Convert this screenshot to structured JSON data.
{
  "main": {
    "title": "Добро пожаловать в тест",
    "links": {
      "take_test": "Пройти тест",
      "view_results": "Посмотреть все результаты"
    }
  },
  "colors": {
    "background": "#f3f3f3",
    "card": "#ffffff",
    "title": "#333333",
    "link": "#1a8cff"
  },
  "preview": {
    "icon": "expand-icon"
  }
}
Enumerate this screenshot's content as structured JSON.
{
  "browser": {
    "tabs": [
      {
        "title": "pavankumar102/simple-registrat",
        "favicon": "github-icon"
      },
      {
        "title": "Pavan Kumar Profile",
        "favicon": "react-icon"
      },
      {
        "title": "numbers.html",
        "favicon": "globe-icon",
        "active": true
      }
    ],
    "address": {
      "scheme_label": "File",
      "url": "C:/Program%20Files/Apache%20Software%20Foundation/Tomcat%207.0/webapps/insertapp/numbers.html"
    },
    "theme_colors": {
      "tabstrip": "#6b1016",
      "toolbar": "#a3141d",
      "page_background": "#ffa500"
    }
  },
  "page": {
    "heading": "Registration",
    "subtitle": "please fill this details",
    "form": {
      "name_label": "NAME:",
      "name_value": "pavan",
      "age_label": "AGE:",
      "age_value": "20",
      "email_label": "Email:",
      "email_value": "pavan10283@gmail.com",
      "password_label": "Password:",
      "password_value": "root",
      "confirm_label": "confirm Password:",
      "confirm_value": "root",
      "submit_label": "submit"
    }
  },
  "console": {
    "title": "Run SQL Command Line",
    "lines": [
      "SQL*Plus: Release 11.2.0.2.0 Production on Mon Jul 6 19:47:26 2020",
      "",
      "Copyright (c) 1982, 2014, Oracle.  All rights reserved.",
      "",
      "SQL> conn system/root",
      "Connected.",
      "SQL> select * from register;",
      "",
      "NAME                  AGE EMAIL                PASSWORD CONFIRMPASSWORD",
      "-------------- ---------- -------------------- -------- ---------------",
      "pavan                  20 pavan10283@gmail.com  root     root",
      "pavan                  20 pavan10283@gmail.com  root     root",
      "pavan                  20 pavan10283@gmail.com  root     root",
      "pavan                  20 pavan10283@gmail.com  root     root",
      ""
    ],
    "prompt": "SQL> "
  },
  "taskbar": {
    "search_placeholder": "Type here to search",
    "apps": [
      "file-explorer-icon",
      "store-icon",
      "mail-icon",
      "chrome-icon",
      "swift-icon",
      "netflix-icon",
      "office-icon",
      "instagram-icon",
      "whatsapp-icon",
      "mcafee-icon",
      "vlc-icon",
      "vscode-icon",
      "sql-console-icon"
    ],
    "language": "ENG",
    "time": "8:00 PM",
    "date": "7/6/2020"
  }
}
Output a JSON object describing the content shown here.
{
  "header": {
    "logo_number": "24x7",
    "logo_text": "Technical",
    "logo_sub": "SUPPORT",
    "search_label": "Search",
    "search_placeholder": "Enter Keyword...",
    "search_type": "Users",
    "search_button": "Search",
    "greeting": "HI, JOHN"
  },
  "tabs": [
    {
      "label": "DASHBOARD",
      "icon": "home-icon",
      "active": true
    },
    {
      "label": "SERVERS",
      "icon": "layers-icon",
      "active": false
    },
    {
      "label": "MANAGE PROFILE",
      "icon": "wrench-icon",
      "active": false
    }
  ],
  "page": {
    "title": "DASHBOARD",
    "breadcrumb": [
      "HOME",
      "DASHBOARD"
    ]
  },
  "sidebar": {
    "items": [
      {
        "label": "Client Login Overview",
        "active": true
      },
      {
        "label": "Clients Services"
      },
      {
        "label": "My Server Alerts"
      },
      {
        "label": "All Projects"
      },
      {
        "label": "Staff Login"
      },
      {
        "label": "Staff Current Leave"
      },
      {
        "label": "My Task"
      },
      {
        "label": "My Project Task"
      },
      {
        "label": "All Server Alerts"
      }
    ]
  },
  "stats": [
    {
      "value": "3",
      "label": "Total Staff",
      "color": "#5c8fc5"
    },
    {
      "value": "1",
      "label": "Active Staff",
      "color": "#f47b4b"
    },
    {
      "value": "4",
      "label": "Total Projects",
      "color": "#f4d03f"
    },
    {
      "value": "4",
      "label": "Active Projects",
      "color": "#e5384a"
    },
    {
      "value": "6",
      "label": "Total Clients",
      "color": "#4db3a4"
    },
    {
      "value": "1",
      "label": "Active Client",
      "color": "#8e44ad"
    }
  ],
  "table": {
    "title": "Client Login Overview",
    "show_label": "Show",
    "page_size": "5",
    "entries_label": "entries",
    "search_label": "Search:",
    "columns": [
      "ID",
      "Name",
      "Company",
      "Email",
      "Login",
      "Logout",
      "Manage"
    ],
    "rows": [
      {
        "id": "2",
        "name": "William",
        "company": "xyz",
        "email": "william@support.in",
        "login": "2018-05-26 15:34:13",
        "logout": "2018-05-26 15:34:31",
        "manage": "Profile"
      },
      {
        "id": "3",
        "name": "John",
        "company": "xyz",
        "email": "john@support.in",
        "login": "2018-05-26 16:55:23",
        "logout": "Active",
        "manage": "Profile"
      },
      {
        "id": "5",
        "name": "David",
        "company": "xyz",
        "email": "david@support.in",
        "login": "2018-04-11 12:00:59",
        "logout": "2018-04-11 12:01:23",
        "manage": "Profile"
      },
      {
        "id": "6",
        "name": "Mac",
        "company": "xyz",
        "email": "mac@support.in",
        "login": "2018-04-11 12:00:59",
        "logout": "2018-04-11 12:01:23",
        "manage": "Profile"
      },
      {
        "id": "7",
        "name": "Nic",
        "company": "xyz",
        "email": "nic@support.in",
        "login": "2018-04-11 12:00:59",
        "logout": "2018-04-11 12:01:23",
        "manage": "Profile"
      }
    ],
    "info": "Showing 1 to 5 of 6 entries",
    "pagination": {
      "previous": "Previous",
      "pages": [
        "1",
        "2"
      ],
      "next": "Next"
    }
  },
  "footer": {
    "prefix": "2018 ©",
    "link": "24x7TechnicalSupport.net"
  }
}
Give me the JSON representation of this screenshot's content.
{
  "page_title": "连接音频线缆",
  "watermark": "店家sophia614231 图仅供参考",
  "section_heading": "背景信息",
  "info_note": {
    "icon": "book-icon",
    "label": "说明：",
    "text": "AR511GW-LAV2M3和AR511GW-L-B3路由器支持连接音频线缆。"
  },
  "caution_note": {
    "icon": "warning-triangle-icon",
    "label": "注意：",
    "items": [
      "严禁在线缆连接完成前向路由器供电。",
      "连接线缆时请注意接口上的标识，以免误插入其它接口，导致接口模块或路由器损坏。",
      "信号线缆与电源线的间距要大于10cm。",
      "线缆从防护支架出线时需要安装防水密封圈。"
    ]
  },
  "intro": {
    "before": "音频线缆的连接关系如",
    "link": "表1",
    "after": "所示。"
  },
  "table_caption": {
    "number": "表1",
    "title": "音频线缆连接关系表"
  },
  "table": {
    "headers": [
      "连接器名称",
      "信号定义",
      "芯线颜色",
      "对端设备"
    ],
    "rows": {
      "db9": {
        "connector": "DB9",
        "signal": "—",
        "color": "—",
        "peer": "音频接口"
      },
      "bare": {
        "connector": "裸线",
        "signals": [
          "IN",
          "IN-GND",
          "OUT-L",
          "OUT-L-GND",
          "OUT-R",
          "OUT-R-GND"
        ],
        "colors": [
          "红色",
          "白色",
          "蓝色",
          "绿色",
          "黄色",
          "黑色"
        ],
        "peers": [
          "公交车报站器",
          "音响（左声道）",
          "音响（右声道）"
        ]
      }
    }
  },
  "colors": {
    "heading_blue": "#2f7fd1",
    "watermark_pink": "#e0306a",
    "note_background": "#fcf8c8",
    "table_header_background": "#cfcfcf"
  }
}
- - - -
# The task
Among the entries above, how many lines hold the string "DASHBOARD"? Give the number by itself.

# Exercise output
3